The NE Iowa Chapter of Whitetails Unlimited (WTU) is providing 550 WTU hats to be handed out to deer-hunting groups that allow samples from their deer for chronic wasting disease testing.From left, members of Northeast Iowa WTU Dave Zimmerman, Ted Walleser, Duane Vine, DNR Wildlife Biologist Terry Haindfield, Danny Leidahl, Jeff Holland, Ron Feddler, Brent Hoeck and Chuck Kelly. (Submitted photo)
The Iowa Department of Natural Resources was informed by the National Veterinary Services Lab in

Ames that none of the 3,628 Iowa whitetail deer tested for chronic wasting disease (CWD) by the lab during the 2009-10 season showed any signs of the disease.

Samples were collected from all 99 counties in Iowa; however the majority - roughly 2,600 - were taken in the seven Mississippi River border counties stretching from Allamakee County south to Scott County.

Emphasis was placed on that area due to the prevalence and proximity of CWD in Wisconsin and Illinois. Samples were collected voluntarily from hunter-harvested deer at check stations and meat lockers. The DNR intends to check a similar number of deer this fall.

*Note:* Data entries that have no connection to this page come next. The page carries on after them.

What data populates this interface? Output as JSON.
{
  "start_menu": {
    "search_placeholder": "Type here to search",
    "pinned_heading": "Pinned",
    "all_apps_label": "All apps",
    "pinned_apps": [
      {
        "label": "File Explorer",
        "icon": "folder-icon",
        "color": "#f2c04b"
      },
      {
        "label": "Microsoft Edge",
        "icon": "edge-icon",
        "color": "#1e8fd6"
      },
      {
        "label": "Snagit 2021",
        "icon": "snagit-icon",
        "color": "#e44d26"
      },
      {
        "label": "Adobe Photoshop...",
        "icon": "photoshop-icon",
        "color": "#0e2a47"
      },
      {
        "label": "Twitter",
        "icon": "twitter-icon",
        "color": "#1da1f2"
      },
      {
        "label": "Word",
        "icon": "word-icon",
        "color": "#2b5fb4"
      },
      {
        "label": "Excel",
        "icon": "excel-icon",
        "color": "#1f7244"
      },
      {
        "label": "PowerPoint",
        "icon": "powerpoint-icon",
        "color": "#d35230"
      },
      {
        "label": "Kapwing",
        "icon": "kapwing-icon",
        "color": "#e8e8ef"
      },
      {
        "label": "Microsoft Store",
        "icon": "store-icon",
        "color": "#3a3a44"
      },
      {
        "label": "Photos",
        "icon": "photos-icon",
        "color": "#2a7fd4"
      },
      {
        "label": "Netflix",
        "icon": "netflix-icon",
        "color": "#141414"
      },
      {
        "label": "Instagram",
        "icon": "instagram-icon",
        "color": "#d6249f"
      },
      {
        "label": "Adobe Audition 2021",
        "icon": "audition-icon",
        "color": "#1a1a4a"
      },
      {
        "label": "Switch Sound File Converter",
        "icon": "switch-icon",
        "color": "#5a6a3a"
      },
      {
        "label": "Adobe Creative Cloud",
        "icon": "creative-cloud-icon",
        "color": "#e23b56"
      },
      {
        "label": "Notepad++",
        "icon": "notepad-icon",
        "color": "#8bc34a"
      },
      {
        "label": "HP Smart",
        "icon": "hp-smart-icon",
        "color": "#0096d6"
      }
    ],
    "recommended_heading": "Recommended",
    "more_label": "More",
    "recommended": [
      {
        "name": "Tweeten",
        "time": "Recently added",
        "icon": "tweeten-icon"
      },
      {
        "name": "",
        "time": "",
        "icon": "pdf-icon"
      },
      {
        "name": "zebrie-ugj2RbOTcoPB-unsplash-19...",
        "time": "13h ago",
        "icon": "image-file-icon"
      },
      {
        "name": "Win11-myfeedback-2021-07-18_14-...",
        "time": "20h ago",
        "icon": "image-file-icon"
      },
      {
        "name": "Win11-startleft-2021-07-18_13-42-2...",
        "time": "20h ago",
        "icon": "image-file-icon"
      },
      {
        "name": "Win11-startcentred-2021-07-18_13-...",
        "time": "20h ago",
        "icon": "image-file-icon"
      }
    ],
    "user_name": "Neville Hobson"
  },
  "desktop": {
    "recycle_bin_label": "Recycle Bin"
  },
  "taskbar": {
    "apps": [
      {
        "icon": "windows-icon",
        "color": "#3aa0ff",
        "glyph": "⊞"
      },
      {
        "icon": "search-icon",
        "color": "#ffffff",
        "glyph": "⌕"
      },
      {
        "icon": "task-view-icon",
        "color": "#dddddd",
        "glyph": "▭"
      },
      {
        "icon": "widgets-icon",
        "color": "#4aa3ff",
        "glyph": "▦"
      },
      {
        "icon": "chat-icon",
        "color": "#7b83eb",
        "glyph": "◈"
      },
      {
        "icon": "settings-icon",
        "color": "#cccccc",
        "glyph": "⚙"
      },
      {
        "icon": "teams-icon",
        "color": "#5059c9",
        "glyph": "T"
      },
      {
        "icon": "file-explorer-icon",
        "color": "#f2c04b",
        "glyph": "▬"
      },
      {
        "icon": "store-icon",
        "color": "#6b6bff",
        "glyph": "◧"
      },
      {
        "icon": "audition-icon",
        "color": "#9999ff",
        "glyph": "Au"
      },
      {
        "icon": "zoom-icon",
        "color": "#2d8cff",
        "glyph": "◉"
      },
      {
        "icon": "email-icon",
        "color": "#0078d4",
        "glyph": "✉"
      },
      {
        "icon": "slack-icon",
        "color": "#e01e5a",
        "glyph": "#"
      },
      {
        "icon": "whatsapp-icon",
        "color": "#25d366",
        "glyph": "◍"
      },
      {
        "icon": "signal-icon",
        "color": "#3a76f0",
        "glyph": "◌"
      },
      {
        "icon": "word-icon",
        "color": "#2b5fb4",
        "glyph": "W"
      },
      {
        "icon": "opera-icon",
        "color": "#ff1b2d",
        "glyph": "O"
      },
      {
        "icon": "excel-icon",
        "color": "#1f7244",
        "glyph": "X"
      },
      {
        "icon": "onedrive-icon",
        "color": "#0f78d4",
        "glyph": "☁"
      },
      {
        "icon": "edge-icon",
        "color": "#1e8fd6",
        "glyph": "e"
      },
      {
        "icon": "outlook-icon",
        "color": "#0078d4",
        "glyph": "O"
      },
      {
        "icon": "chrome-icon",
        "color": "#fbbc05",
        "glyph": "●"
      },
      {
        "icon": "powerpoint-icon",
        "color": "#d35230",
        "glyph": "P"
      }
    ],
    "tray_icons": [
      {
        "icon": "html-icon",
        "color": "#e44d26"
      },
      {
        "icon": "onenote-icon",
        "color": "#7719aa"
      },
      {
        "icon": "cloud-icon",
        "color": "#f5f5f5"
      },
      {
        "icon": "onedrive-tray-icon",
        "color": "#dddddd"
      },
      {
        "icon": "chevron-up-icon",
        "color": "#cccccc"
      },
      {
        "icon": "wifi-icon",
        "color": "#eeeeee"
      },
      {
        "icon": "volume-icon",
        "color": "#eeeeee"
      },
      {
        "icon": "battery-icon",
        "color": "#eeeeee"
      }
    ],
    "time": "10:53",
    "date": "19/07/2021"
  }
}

"What we are doing is an important part of the national CWD surveillance and monitoring effort," said DNR Wildlife Biologist Terry Haindfield. "It is needed to give us a good picture of what is going on within the deer population."

The Iowa DNR has tested white-tailed deer for CWD since 2000; however efforts were intensified in 2002 when CWD was discovered in nearby counties in Wisconsin and Illinois. Since then, the Iowa DNR has tested more than 33,600 deer; none have tested positive.

CWD was first discovered in northeastern Colorado in 1967. Since then, it has also been documented in wild deer or elk in Illinois, Kansas, Nebraska, New Mexico, New York, North Dakota, South Dakota, Utah, Virginia, Wisconsin, West Virginia, Alberta and Saskatchewan, Canada. It has also been found in captive deer or elk in Colorado, Kansas, Michigan, Minnesota, Missouri, Montana, Nebraska, New York, Oklahoma, South Dakota, Utah, Wisconsin, Wyoming and Alberta and Saskatchewan.

Hunter participation was completely voluntary and the DNR thanks all hunters that assisted'with the CWD surveillance by providing deer heads for testing.

During the 2010-11 sampling season, the Iowa DNR will have a new partner in the effort. The NE Iowa Chapter of Whitetails Unlimited (WTU) is providing 550 WTU hats to be handed out to deer-hunting groups that allow samples from their deer. This gesture by WTU is very welcomed by the Iowa DNR.

"WTU has always promoted great programs concerning deer", adds Haindfield.

Northeast Iowa WTU Chapter President Danny Leidahl often gets asked by people who don't know the WTU mission, "Why do we need a group like this for more deer?" This opens the dialogue for Leidahl to explain what WTU is really about.

"WTU is about preserving the heritage of deer hunting, improving landowner/hunter relationships and educating the general public, with emphasis on our youth, the understanding of basic conservation measures", remarks Leidahl.

Leidahl says, "This donation to the Iowa DNR and ultimately to the deer hunters supplying deer samples for CWD testing, is another example ofWTU's continued efforts to properly manage wildlife."